In the course of his lifetime, Shankar won several national and international acclaims. He bagged the Grammy Awards for the albums West Meets East (1966), a collaboration with Menuhin; The Concert for Bangladesh (1971), a compilation of performances by Shankar, Harrison, Bob Dylan, and others from the benefit concert Shankar inspired Harrison to organize Full Circle (2001), a live recording of a performance at Carnegie Hall with his daughter Anoushka Shankar, and an intimate collection of ragas titled The Living Room Sessions Part 1. In 1997 he received the Japan Art Association’s Praemium Imperiale prize for music. He was also awarded some of the highest honours by the government of India, namely the Bharat Ratna, Padma Vibhushan, Padma Bhushan, as well as the Sangeet Natak Akademi Award, and the Sangeet Natak Akademi Fellowship. Other honours include the Ramon Magsaysay Award, Commander of the Legion of Honour of France (2000), Honorary Knight Commander of the Order of the British Empire (KBE) for "services to music", Honorary member of the American Academy of Arts and Letters, and Honorary Doctor of Laws from the University Of Melbourne, Australia. He was also honoured with the Recording Academy’s lifetime achievement award.

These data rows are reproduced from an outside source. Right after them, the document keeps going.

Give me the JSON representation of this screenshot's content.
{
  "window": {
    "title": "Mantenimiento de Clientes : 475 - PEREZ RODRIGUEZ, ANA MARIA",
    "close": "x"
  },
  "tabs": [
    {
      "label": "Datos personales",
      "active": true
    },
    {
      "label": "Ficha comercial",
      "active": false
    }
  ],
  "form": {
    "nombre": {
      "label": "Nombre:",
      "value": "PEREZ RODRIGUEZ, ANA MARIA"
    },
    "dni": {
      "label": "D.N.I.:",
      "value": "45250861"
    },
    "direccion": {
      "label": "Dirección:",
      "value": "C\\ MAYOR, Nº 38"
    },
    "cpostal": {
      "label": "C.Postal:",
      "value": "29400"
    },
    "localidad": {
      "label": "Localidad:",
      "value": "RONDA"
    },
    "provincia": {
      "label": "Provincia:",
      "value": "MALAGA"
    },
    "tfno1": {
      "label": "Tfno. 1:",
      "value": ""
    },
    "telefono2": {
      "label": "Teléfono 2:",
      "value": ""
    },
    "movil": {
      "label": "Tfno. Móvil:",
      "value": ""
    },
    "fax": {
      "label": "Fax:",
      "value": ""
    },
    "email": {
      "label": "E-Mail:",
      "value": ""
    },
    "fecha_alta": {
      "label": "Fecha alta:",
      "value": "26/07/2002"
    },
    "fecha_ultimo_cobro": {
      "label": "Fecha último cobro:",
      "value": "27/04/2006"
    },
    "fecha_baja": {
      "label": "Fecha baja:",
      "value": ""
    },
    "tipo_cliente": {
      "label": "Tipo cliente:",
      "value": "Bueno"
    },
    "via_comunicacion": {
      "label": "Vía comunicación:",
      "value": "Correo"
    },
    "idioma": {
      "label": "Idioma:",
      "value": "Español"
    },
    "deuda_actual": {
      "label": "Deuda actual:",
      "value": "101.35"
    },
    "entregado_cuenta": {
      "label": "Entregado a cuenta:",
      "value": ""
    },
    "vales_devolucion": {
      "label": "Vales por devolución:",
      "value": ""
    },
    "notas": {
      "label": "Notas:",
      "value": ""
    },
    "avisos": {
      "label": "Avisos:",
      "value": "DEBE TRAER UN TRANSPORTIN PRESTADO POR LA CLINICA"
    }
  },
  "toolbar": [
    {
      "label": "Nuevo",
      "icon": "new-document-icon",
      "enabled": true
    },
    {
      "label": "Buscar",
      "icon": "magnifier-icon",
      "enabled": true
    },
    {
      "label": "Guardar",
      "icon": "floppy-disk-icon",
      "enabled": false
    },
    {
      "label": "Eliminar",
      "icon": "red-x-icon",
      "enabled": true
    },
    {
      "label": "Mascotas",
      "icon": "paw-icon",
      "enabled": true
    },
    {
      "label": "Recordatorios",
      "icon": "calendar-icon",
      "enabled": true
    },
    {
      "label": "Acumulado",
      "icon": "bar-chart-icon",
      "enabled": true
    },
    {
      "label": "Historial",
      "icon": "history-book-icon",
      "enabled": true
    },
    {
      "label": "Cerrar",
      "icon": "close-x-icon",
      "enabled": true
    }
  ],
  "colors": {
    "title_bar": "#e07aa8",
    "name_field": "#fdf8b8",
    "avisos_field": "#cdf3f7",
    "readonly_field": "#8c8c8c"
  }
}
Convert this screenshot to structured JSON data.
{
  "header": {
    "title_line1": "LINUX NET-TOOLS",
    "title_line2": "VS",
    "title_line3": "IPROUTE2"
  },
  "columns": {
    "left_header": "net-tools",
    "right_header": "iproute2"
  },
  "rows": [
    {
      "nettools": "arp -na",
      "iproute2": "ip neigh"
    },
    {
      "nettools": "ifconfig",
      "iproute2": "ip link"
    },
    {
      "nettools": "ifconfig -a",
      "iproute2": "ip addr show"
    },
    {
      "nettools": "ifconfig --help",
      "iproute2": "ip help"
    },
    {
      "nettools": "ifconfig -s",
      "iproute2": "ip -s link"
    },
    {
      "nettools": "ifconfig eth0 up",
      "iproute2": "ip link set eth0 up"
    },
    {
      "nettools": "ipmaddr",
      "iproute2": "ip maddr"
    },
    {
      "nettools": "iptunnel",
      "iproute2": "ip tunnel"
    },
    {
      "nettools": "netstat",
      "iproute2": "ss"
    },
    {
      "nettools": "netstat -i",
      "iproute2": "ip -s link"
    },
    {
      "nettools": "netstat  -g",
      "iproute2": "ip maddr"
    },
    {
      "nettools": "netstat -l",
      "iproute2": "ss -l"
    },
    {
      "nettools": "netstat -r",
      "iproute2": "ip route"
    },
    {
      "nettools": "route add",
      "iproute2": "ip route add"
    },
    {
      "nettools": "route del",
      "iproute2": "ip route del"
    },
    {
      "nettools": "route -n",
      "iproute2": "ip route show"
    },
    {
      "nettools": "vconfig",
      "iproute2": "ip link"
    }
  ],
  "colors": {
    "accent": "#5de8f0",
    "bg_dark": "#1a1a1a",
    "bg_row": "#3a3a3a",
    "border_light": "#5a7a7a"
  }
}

Continuing to perform at concerts well into his 90s, he was frequently accompanied by Anoushka, who also specialised in fusing Indian and Western traditions. His daughter singer-songwriter Norah Jones is also known for her blend of jazz, pop, and country music, and is a winner of multiple Grammy awards. 

In India, he served as a member of the Rajya Sabha, the upper chamber of the Parliament of India, from 12 May 1986 to 11 May 1992. He was nominated by the Indian Prime Minister Rajiv Gandhi. He also penned two autobiographies, published 30 years apart: My Life, My Music (1969) and Raga Mala (1999).

Pandit Ravi Shankar passed away on December 11, 2012, in San Diego, California, US. Among the many tributes to his greatness, Lata Mangeshkar summarised, “Panditji had a very rare talent. He was far more than a musician. When he played the sitar he conversed with the gods.” Ravi Shankar and the sitar are considered as extensions of each other, each entering into the other’s soul, and becoming a single entity.